Task directions |
Should a line below contain the word "messages", report it.

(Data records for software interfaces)

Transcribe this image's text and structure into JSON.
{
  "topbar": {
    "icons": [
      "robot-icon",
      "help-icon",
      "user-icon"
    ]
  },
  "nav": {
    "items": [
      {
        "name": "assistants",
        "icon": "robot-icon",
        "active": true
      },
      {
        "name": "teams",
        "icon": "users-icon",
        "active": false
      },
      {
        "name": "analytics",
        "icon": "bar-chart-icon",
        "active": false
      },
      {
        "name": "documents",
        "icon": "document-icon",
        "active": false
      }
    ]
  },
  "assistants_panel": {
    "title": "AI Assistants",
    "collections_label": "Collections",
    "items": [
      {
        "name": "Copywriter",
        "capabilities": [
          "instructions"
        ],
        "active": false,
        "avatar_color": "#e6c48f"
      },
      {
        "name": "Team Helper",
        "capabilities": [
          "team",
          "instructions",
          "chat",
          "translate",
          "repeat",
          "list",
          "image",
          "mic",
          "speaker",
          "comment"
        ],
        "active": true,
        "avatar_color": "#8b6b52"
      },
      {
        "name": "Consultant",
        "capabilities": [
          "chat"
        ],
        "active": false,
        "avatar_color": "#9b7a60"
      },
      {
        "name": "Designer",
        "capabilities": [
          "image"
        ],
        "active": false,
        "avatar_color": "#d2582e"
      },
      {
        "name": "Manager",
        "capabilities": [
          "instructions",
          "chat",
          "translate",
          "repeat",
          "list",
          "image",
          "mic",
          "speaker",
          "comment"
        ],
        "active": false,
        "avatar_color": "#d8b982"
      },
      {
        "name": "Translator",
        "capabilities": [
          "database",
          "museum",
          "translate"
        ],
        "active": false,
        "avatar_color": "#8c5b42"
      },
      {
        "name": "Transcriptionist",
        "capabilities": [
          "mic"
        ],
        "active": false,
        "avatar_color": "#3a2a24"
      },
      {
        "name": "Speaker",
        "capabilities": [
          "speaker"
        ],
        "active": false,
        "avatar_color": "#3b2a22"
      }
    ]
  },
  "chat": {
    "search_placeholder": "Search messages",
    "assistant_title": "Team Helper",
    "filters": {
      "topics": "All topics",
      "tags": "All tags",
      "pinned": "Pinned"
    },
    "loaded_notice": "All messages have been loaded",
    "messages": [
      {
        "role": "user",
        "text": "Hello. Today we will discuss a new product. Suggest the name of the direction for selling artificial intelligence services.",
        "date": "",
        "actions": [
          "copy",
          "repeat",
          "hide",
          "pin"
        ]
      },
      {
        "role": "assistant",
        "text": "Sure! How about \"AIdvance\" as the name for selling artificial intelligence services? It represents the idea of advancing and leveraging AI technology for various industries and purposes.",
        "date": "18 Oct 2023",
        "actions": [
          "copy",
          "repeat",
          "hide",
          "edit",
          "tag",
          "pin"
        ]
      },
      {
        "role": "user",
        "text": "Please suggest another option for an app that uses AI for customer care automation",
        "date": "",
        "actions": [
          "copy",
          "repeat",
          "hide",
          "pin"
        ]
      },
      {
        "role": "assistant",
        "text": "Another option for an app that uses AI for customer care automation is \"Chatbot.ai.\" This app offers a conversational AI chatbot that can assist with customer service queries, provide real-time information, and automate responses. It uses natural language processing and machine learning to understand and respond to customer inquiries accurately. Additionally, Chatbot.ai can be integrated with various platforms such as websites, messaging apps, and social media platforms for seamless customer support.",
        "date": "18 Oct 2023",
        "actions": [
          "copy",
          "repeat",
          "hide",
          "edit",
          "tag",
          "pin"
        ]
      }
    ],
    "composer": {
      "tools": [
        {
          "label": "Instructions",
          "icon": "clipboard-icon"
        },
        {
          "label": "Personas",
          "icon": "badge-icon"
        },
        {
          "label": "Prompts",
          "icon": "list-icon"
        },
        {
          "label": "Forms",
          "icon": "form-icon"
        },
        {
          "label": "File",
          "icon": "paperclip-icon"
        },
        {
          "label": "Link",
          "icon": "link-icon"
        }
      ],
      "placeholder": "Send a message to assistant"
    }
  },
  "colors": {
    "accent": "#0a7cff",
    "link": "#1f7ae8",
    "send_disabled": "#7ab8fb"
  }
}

Task answer |
    "search_placeholder": "Search messages",
    "loaded_notice": "All messages have been loaded",
    "messages": [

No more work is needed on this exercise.